    return {
      name: 'Mary'
    };
  },

  // ...

});

Setting the Initial State

In ES6 classes, you can define the initial state by assigning this.state in the constructor:

class Counter extends React.Component {
  constructor(props) {
    super(props);
    this.state = {count: props.initialCount};
  }
  // ...
}

With createReactClass(), you have to provide a separate getInitialState method that returns the initial state:

var Counter = createReactClass({
  getInitialState: function() {
    return {count: this.props.initialCount};
  },
  // ...
});

Autobinding

In React components declared as ES6 classes, methods follow the same semantics as regular ES6 classes. This means that they don't automatically bind this to the instance. You'll have to explicitly use .bind(this) in the constructor:

class SayHello extends React.Component {
  constructor(props) {
    super(props);
    this.state = {message: 'Hello!'};
    // This line is important!
    this.handleClick = this.handleClick.bind(this);
  }

  handleClick() {
    alert(this.state.message);
  }

  render() {
    // Because `this.handleClick` is bound, we can use it as an event handler.
    return (
      >button onClick={this.handleClick}>
        Say hello
      </button>
    );
  }
}

With createReactClass(), this is not necessary because it binds all methods:

var SayHello = createReactClass({
  getInitialState: function() {
    return {message: 'Hello!'};
  },

  handleClick: function() {
    alert(this.state.message);
  },

  render: function() {
    return (
      <button onClick={this.handleClick}>
        Say hello
      </button>
    );
  }
});

This means writing ES6 classes comes with a little more boilerplate code for event handlers, but the upside is slightly better performance in large applications.

If the boilerplate code is too unattractive to you, you may enable the experimental Class Properties syntax proposal with Babel:

class SayHello extends React.Component {
  constructor(props) {
    super(props);
    this.state = {message: 'Hello!'};
  }
  // WARNING: this syntax is experimental!
  // Using an arrow here binds the method:
  handleClick = () => {
    alert(this.state.message);
  }

  render() {
    return (
      <button onClick={this.handleClick}>
        Say hello
      </button>
    );
  }
}

Please note that the syntax above is experimental and the syntax may change, or the proposal might not make it into the language.
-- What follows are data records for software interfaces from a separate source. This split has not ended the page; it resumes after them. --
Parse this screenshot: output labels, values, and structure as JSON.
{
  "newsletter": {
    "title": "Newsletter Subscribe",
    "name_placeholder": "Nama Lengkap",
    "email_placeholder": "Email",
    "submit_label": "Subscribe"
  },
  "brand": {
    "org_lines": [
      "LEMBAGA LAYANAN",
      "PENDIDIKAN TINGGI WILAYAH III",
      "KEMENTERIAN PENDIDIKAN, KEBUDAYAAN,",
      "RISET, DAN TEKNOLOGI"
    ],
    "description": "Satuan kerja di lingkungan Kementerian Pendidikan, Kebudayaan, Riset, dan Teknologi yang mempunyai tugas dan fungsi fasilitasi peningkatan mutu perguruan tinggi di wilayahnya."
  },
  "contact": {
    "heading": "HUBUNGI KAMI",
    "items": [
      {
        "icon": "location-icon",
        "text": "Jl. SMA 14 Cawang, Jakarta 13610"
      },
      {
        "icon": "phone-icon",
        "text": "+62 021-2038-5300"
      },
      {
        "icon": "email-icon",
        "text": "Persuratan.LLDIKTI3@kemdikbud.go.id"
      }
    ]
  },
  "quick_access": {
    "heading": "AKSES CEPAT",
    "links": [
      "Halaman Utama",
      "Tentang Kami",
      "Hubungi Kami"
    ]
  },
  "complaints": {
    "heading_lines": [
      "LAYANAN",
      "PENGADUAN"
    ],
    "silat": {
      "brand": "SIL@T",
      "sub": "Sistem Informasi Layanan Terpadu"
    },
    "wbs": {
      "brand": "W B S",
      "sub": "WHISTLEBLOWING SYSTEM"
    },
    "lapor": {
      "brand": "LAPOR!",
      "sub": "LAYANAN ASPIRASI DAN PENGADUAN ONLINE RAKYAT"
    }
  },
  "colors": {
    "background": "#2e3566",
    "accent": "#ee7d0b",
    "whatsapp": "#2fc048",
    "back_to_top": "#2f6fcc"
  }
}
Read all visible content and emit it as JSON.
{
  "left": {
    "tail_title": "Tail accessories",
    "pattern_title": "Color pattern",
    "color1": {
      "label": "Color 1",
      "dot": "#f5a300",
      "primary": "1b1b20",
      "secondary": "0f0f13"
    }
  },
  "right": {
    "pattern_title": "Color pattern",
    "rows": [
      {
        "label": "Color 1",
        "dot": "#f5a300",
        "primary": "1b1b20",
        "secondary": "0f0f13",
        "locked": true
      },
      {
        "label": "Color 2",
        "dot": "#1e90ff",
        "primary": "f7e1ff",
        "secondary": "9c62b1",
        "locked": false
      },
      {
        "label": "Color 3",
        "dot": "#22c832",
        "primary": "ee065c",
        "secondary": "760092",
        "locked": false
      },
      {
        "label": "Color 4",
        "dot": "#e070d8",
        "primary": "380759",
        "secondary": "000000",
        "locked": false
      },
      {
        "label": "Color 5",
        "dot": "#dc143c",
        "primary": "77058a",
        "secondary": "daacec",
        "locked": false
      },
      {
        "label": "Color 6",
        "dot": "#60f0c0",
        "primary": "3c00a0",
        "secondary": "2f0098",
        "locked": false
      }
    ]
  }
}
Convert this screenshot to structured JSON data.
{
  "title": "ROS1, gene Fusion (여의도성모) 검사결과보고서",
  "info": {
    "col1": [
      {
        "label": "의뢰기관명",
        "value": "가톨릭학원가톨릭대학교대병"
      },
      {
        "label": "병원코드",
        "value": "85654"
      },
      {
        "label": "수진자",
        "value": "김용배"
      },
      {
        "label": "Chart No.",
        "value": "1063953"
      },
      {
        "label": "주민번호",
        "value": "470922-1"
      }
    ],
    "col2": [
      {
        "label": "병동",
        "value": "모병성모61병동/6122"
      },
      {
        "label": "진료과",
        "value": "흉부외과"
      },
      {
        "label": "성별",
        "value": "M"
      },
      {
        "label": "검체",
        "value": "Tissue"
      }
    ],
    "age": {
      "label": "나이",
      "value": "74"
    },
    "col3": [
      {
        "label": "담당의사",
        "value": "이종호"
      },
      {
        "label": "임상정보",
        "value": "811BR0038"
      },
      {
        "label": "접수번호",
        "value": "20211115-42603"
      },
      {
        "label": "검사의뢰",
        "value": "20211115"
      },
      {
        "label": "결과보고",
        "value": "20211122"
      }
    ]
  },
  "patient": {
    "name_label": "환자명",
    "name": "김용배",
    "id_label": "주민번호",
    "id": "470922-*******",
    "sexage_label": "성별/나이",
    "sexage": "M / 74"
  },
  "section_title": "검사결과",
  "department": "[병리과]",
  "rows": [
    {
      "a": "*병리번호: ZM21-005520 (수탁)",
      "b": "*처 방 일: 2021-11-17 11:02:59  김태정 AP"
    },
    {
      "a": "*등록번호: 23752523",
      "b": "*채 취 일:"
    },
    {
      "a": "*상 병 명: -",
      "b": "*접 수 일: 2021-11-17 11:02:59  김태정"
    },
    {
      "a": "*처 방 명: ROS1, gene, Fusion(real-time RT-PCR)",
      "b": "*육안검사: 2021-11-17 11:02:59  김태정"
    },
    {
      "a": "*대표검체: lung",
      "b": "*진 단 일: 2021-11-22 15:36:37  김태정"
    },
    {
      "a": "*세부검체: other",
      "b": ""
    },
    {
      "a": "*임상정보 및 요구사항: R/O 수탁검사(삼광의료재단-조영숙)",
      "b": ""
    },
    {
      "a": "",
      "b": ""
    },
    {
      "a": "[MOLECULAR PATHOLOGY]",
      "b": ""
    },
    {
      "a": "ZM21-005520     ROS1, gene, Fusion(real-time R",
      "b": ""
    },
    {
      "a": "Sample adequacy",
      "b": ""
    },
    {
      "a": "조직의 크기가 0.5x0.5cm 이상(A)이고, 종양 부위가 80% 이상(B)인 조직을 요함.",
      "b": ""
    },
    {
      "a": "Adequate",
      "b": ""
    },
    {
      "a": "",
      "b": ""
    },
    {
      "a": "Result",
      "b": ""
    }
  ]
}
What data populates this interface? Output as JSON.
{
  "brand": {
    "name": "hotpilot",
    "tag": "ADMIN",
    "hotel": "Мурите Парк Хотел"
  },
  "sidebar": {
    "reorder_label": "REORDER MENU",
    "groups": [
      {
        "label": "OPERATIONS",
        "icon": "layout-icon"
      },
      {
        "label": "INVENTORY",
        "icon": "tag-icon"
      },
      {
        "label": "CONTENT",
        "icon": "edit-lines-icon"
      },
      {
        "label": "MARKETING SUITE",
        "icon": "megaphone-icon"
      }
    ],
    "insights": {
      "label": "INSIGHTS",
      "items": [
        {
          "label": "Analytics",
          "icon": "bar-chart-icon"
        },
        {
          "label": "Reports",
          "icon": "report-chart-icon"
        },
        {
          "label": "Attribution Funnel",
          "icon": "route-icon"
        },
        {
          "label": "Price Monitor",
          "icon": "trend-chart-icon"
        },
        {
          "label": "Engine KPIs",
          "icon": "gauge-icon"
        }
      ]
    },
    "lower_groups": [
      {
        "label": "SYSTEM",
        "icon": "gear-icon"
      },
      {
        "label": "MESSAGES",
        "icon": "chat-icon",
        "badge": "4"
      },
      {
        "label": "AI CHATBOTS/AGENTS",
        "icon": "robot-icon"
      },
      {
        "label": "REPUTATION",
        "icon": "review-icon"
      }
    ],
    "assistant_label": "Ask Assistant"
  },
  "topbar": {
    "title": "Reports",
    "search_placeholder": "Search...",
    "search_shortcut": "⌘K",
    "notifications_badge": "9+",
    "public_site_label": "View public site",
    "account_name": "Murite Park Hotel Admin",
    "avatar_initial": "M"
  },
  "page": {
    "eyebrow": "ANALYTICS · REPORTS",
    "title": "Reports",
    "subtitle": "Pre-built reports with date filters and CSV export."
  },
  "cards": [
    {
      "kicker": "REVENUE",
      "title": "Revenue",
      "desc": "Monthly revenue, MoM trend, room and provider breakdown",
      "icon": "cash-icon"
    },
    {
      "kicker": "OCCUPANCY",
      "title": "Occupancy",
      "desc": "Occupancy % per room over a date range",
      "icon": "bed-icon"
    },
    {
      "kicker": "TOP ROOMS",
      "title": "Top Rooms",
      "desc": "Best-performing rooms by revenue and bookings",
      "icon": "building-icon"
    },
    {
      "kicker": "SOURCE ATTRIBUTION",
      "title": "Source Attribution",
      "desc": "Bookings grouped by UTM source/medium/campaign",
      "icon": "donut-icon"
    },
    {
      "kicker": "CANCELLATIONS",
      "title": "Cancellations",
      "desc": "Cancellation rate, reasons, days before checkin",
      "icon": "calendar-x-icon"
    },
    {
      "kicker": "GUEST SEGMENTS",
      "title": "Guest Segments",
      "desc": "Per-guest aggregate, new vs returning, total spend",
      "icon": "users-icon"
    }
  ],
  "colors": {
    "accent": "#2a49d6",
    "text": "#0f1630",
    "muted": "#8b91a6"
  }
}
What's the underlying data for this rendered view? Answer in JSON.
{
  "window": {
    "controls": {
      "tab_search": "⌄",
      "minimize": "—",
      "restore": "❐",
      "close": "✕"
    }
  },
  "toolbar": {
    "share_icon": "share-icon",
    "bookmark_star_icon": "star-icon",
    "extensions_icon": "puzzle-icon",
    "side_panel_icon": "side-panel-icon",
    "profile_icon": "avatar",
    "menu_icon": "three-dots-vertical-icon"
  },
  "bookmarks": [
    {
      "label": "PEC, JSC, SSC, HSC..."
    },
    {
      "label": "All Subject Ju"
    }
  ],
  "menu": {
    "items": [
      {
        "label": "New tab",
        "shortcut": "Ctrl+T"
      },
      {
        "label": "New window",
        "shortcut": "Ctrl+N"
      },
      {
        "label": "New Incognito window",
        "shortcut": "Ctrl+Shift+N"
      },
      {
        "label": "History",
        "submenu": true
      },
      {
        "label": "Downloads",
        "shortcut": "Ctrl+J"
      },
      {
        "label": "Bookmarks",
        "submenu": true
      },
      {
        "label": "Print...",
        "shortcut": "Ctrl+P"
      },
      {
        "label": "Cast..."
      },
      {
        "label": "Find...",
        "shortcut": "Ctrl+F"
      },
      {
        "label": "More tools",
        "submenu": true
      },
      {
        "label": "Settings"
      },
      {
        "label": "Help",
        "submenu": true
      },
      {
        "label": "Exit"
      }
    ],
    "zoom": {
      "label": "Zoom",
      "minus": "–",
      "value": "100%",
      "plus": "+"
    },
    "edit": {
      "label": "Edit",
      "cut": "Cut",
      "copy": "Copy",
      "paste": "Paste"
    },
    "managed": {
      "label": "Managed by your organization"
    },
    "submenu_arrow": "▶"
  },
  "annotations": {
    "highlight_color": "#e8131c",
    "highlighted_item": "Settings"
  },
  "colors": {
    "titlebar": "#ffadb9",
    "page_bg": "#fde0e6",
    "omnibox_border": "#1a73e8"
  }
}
If you'd rather play it safe, you have a few options:

  • Bind methods in the constructor.
  • Use arrow functions, e.g. onClick={(e) => this.handleClick(e)}.
  • Keep using createReactClass.